__Web page and app entries__:
------------------------------------

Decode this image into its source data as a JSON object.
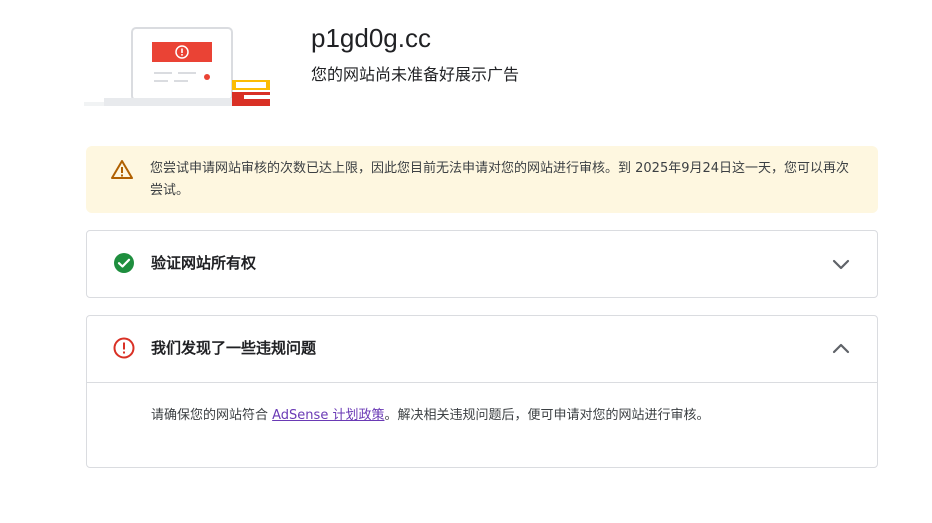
{
  "header": {
    "site_name": "p1gd0g.cc",
    "status_text": "您的网站尚未准备好展示广告"
  },
  "warning": {
    "icon": "warning-icon",
    "text": "您尝试申请网站审核的次数已达上限，因此您目前无法申请对您的网站进行审核。到 2025年9月24日这一天，您可以再次尝试。"
  },
  "panels": [
    {
      "title": "验证网站所有权",
      "icon": "check-circle-icon",
      "icon_color": "#1e8e3e",
      "chevron": "chevron-down-icon",
      "expanded": false
    },
    {
      "title": "我们发现了一些违规问题",
      "icon": "error-circle-icon",
      "icon_color": "#d93025",
      "chevron": "chevron-up-icon",
      "expanded": true,
      "body": {
        "prefix": "请确保您的网站符合 ",
        "link": "AdSense 计划政策",
        "suffix": "。解决相关违规问题后，便可申请对您的网站进行审核。"
      }
    }
  ],
  "colors": {
    "warning_bg": "#fef7e0",
    "warning_icon": "#b06000",
    "success": "#1e8e3e",
    "error": "#d93025",
    "link": "#6a3ab5",
    "border": "#dadce0"
  }
}
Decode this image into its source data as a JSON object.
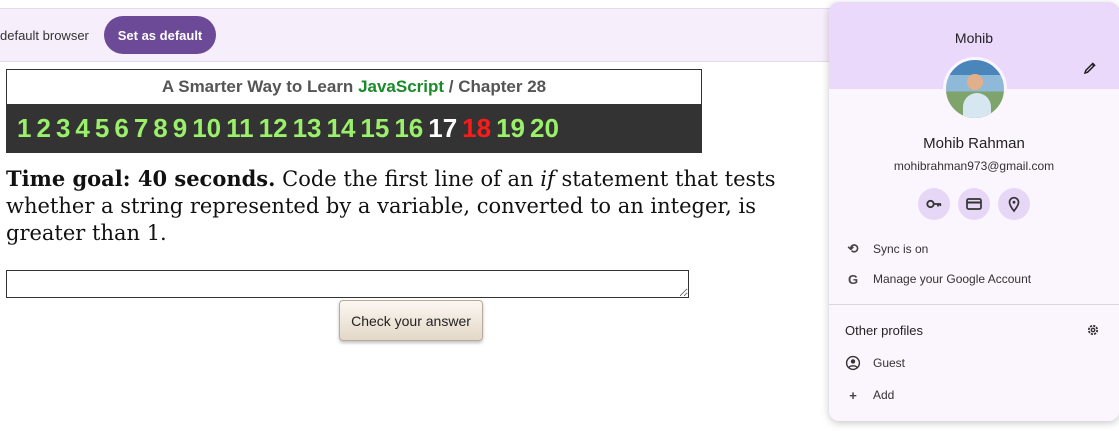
{
  "infobar": {
    "text": "default browser",
    "button_label": "Set as default"
  },
  "chapter": {
    "prefix": "A Smarter Way to Learn",
    "brand": "JavaScript",
    "separator": "/",
    "chapter_label": "Chapter 28",
    "numbers": [
      "1",
      "2",
      "3",
      "4",
      "5",
      "6",
      "7",
      "8",
      "9",
      "10",
      "11",
      "12",
      "13",
      "14",
      "15",
      "16",
      "17",
      "18",
      "19",
      "20"
    ],
    "current_number": "17",
    "target_number": "18"
  },
  "question": {
    "goal": "Time goal: 40 seconds.",
    "text_before": "Code the first line of an",
    "keyword": "if",
    "text_after": "statement that tests whether a string represented by a variable, converted to an integer, is greater than 1."
  },
  "answer": {
    "value": "",
    "button_label": "Check your answer"
  },
  "profile": {
    "header_name": "Mohib",
    "full_name": "Mohib Rahman",
    "email": "mohibrahman973@gmail.com",
    "quick_icons": [
      "key-icon",
      "credit-card-icon",
      "location-pin-icon"
    ],
    "sync_label": "Sync is on",
    "manage_label": "Manage your Google Account",
    "other_profiles_label": "Other profiles",
    "guest_label": "Guest",
    "add_label": "Add"
  },
  "colors": {
    "accent": "#6d4a97",
    "nav_numbers": "#9af06a",
    "nav_current": "#ffffff",
    "nav_target": "#ff1a1a",
    "brand_green": "#1a8a2a"
  }
}
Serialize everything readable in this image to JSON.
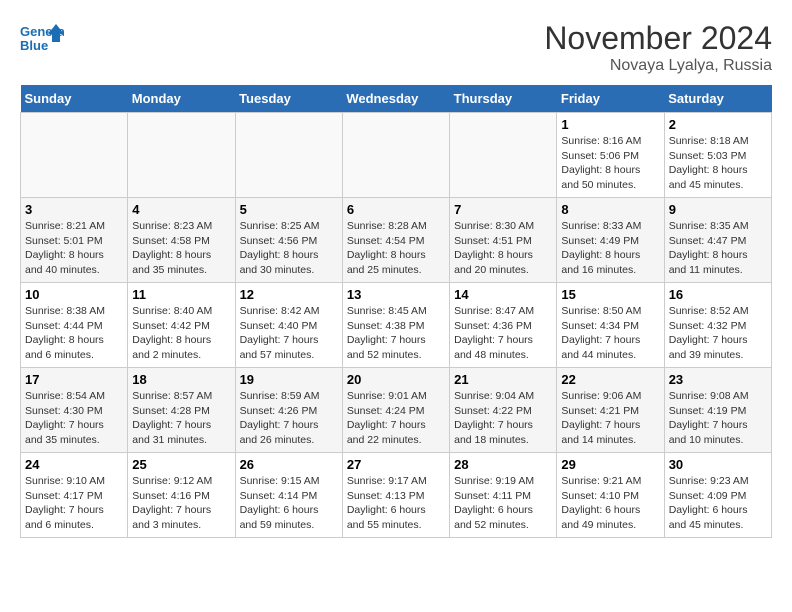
{
  "header": {
    "logo_line1": "General",
    "logo_line2": "Blue",
    "month": "November 2024",
    "location": "Novaya Lyalya, Russia"
  },
  "weekdays": [
    "Sunday",
    "Monday",
    "Tuesday",
    "Wednesday",
    "Thursday",
    "Friday",
    "Saturday"
  ],
  "weeks": [
    [
      {
        "day": "",
        "info": ""
      },
      {
        "day": "",
        "info": ""
      },
      {
        "day": "",
        "info": ""
      },
      {
        "day": "",
        "info": ""
      },
      {
        "day": "",
        "info": ""
      },
      {
        "day": "1",
        "info": "Sunrise: 8:16 AM\nSunset: 5:06 PM\nDaylight: 8 hours\nand 50 minutes."
      },
      {
        "day": "2",
        "info": "Sunrise: 8:18 AM\nSunset: 5:03 PM\nDaylight: 8 hours\nand 45 minutes."
      }
    ],
    [
      {
        "day": "3",
        "info": "Sunrise: 8:21 AM\nSunset: 5:01 PM\nDaylight: 8 hours\nand 40 minutes."
      },
      {
        "day": "4",
        "info": "Sunrise: 8:23 AM\nSunset: 4:58 PM\nDaylight: 8 hours\nand 35 minutes."
      },
      {
        "day": "5",
        "info": "Sunrise: 8:25 AM\nSunset: 4:56 PM\nDaylight: 8 hours\nand 30 minutes."
      },
      {
        "day": "6",
        "info": "Sunrise: 8:28 AM\nSunset: 4:54 PM\nDaylight: 8 hours\nand 25 minutes."
      },
      {
        "day": "7",
        "info": "Sunrise: 8:30 AM\nSunset: 4:51 PM\nDaylight: 8 hours\nand 20 minutes."
      },
      {
        "day": "8",
        "info": "Sunrise: 8:33 AM\nSunset: 4:49 PM\nDaylight: 8 hours\nand 16 minutes."
      },
      {
        "day": "9",
        "info": "Sunrise: 8:35 AM\nSunset: 4:47 PM\nDaylight: 8 hours\nand 11 minutes."
      }
    ],
    [
      {
        "day": "10",
        "info": "Sunrise: 8:38 AM\nSunset: 4:44 PM\nDaylight: 8 hours\nand 6 minutes."
      },
      {
        "day": "11",
        "info": "Sunrise: 8:40 AM\nSunset: 4:42 PM\nDaylight: 8 hours\nand 2 minutes."
      },
      {
        "day": "12",
        "info": "Sunrise: 8:42 AM\nSunset: 4:40 PM\nDaylight: 7 hours\nand 57 minutes."
      },
      {
        "day": "13",
        "info": "Sunrise: 8:45 AM\nSunset: 4:38 PM\nDaylight: 7 hours\nand 52 minutes."
      },
      {
        "day": "14",
        "info": "Sunrise: 8:47 AM\nSunset: 4:36 PM\nDaylight: 7 hours\nand 48 minutes."
      },
      {
        "day": "15",
        "info": "Sunrise: 8:50 AM\nSunset: 4:34 PM\nDaylight: 7 hours\nand 44 minutes."
      },
      {
        "day": "16",
        "info": "Sunrise: 8:52 AM\nSunset: 4:32 PM\nDaylight: 7 hours\nand 39 minutes."
      }
    ],
    [
      {
        "day": "17",
        "info": "Sunrise: 8:54 AM\nSunset: 4:30 PM\nDaylight: 7 hours\nand 35 minutes."
      },
      {
        "day": "18",
        "info": "Sunrise: 8:57 AM\nSunset: 4:28 PM\nDaylight: 7 hours\nand 31 minutes."
      },
      {
        "day": "19",
        "info": "Sunrise: 8:59 AM\nSunset: 4:26 PM\nDaylight: 7 hours\nand 26 minutes."
      },
      {
        "day": "20",
        "info": "Sunrise: 9:01 AM\nSunset: 4:24 PM\nDaylight: 7 hours\nand 22 minutes."
      },
      {
        "day": "21",
        "info": "Sunrise: 9:04 AM\nSunset: 4:22 PM\nDaylight: 7 hours\nand 18 minutes."
      },
      {
        "day": "22",
        "info": "Sunrise: 9:06 AM\nSunset: 4:21 PM\nDaylight: 7 hours\nand 14 minutes."
      },
      {
        "day": "23",
        "info": "Sunrise: 9:08 AM\nSunset: 4:19 PM\nDaylight: 7 hours\nand 10 minutes."
      }
    ],
    [
      {
        "day": "24",
        "info": "Sunrise: 9:10 AM\nSunset: 4:17 PM\nDaylight: 7 hours\nand 6 minutes."
      },
      {
        "day": "25",
        "info": "Sunrise: 9:12 AM\nSunset: 4:16 PM\nDaylight: 7 hours\nand 3 minutes."
      },
      {
        "day": "26",
        "info": "Sunrise: 9:15 AM\nSunset: 4:14 PM\nDaylight: 6 hours\nand 59 minutes."
      },
      {
        "day": "27",
        "info": "Sunrise: 9:17 AM\nSunset: 4:13 PM\nDaylight: 6 hours\nand 55 minutes."
      },
      {
        "day": "28",
        "info": "Sunrise: 9:19 AM\nSunset: 4:11 PM\nDaylight: 6 hours\nand 52 minutes."
      },
      {
        "day": "29",
        "info": "Sunrise: 9:21 AM\nSunset: 4:10 PM\nDaylight: 6 hours\nand 49 minutes."
      },
      {
        "day": "30",
        "info": "Sunrise: 9:23 AM\nSunset: 4:09 PM\nDaylight: 6 hours\nand 45 minutes."
      }
    ]
  ]
}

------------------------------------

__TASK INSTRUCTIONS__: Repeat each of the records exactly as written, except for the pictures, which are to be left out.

__SOLUTION TO THIS EXERCISE__:
Decode this image into its source data as a JSON object.
{
  "header": {
    "site_name": "p1gd0g.cc",
    "status_text": "您的网站尚未准备好展示广告"
  },
  "warning": {
    "icon": "warning-icon",
    "text": "您尝试申请网站审核的次数已达上限，因此您目前无法申请对您的网站进行审核。到 2025年9月24日这一天，您可以再次尝试。"
  },
  "panels": [
    {
      "title": "验证网站所有权",
      "icon": "check-circle-icon",
      "icon_color": "#1e8e3e",
      "chevron": "chevron-down-icon",
      "expanded": false
    },
    {
      "title": "我们发现了一些违规问题",
      "icon": "error-circle-icon",
      "icon_color": "#d93025",
      "chevron": "chevron-up-icon",
      "expanded": true,
      "body": {
        "prefix": "请确保您的网站符合 ",
        "link": "AdSense 计划政策",
        "suffix": "。解决相关违规问题后，便可申请对您的网站进行审核。"
      }
    }
  ],
  "colors": {
    "warning_bg": "#fef7e0",
    "warning_icon": "#b06000",
    "success": "#1e8e3e",
    "error": "#d93025",
    "link": "#6a3ab5",
    "border": "#dadce0"
  }
}
Decode this image into its source data as a JSON object.
{
  "infobar": {
    "text": "default browser",
    "button_label": "Set as default"
  },
  "chapter": {
    "prefix": "A Smarter Way to Learn",
    "brand": "JavaScript",
    "separator": "/",
    "chapter_label": "Chapter 28",
    "numbers": [
      "1",
      "2",
      "3",
      "4",
      "5",
      "6",
      "7",
      "8",
      "9",
      "10",
      "11",
      "12",
      "13",
      "14",
      "15",
      "16",
      "17",
      "18",
      "19",
      "20"
    ],
    "current_number": "17",
    "target_number": "18"
  },
  "question": {
    "goal": "Time goal: 40 seconds.",
    "text_before": "Code the first line of an",
    "keyword": "if",
    "text_after": "statement that tests whether a string represented by a variable, converted to an integer, is greater than 1."
  },
  "answer": {
    "value": "",
    "button_label": "Check your answer"
  },
  "profile": {
    "header_name": "Mohib",
    "full_name": "Mohib Rahman",
    "email": "mohibrahman973@gmail.com",
    "quick_icons": [
      "key-icon",
      "credit-card-icon",
      "location-pin-icon"
    ],
    "sync_label": "Sync is on",
    "manage_label": "Manage your Google Account",
    "other_profiles_label": "Other profiles",
    "guest_label": "Guest",
    "add_label": "Add"
  },
  "colors": {
    "accent": "#6d4a97",
    "nav_numbers": "#9af06a",
    "nav_current": "#ffffff",
    "nav_target": "#ff1a1a",
    "brand_green": "#1a8a2a"
  }
}
Serialize everything readable in this image to JSON.
{
  "header": {
    "logo_line1": "General",
    "logo_line2": "Blue",
    "month": "November 2024",
    "location": "Novaya Lyalya, Russia"
  },
  "weekdays": [
    "Sunday",
    "Monday",
    "Tuesday",
    "Wednesday",
    "Thursday",
    "Friday",
    "Saturday"
  ],
  "weeks": [
    [
      {
        "day": "",
        "info": ""
      },
      {
        "day": "",
        "info": ""
      },
      {
        "day": "",
        "info": ""
      },
      {
        "day": "",
        "info": ""
      },
      {
        "day": "",
        "info": ""
      },
      {
        "day": "1",
        "info": "Sunrise: 8:16 AM\nSunset: 5:06 PM\nDaylight: 8 hours\nand 50 minutes."
      },
      {
        "day": "2",
        "info": "Sunrise: 8:18 AM\nSunset: 5:03 PM\nDaylight: 8 hours\nand 45 minutes."
      }
    ],
    [
      {
        "day": "3",
        "info": "Sunrise: 8:21 AM\nSunset: 5:01 PM\nDaylight: 8 hours\nand 40 minutes."
      },
      {
        "day": "4",
        "info": "Sunrise: 8:23 AM\nSunset: 4:58 PM\nDaylight: 8 hours\nand 35 minutes."
      },
      {
        "day": "5",
        "info": "Sunrise: 8:25 AM\nSunset: 4:56 PM\nDaylight: 8 hours\nand 30 minutes."
      },
      {
        "day": "6",
        "info": "Sunrise: 8:28 AM\nSunset: 4:54 PM\nDaylight: 8 hours\nand 25 minutes."
      },
      {
        "day": "7",
        "info": "Sunrise: 8:30 AM\nSunset: 4:51 PM\nDaylight: 8 hours\nand 20 minutes."
      },
      {
        "day": "8",
        "info": "Sunrise: 8:33 AM\nSunset: 4:49 PM\nDaylight: 8 hours\nand 16 minutes."
      },
      {
        "day": "9",
        "info": "Sunrise: 8:35 AM\nSunset: 4:47 PM\nDaylight: 8 hours\nand 11 minutes."
      }
    ],
    [
      {
        "day": "10",
        "info": "Sunrise: 8:38 AM\nSunset: 4:44 PM\nDaylight: 8 hours\nand 6 minutes."
      },
      {
        "day": "11",
        "info": "Sunrise: 8:40 AM\nSunset: 4:42 PM\nDaylight: 8 hours\nand 2 minutes."
      },
      {
        "day": "12",
        "info": "Sunrise: 8:42 AM\nSunset: 4:40 PM\nDaylight: 7 hours\nand 57 minutes."
      },
      {
        "day": "13",
        "info": "Sunrise: 8:45 AM\nSunset: 4:38 PM\nDaylight: 7 hours\nand 52 minutes."
      },
      {
        "day": "14",
        "info": "Sunrise: 8:47 AM\nSunset: 4:36 PM\nDaylight: 7 hours\nand 48 minutes."
      },
      {
        "day": "15",
        "info": "Sunrise: 8:50 AM\nSunset: 4:34 PM\nDaylight: 7 hours\nand 44 minutes."
      },
      {
        "day": "16",
        "info": "Sunrise: 8:52 AM\nSunset: 4:32 PM\nDaylight: 7 hours\nand 39 minutes."
      }
    ],
    [
      {
        "day": "17",
        "info": "Sunrise: 8:54 AM\nSunset: 4:30 PM\nDaylight: 7 hours\nand 35 minutes."
      },
      {
        "day": "18",
        "info": "Sunrise: 8:57 AM\nSunset: 4:28 PM\nDaylight: 7 hours\nand 31 minutes."
      },
      {
        "day": "19",
        "info": "Sunrise: 8:59 AM\nSunset: 4:26 PM\nDaylight: 7 hours\nand 26 minutes."
      },
      {
        "day": "20",
        "info": "Sunrise: 9:01 AM\nSunset: 4:24 PM\nDaylight: 7 hours\nand 22 minutes."
      },
      {
        "day": "21",
        "info": "Sunrise: 9:04 AM\nSunset: 4:22 PM\nDaylight: 7 hours\nand 18 minutes."
      },
      {
        "day": "22",
        "info": "Sunrise: 9:06 AM\nSunset: 4:21 PM\nDaylight: 7 hours\nand 14 minutes."
      },
      {
        "day": "23",
        "info": "Sunrise: 9:08 AM\nSunset: 4:19 PM\nDaylight: 7 hours\nand 10 minutes."
      }
    ],
    [
      {
        "day": "24",
        "info": "Sunrise: 9:10 AM\nSunset: 4:17 PM\nDaylight: 7 hours\nand 6 minutes."
      },
      {
        "day": "25",
        "info": "Sunrise: 9:12 AM\nSunset: 4:16 PM\nDaylight: 7 hours\nand 3 minutes."
      },
      {
        "day": "26",
        "info": "Sunrise: 9:15 AM\nSunset: 4:14 PM\nDaylight: 6 hours\nand 59 minutes."
      },
      {
        "day": "27",
        "info": "Sunrise: 9:17 AM\nSunset: 4:13 PM\nDaylight: 6 hours\nand 55 minutes."
      },
      {
        "day": "28",
        "info": "Sunrise: 9:19 AM\nSunset: 4:11 PM\nDaylight: 6 hours\nand 52 minutes."
      },
      {
        "day": "29",
        "info": "Sunrise: 9:21 AM\nSunset: 4:10 PM\nDaylight: 6 hours\nand 49 minutes."
      },
      {
        "day": "30",
        "info": "Sunrise: 9:23 AM\nSunset: 4:09 PM\nDaylight: 6 hours\nand 45 minutes."
      }
    ]
  ]
}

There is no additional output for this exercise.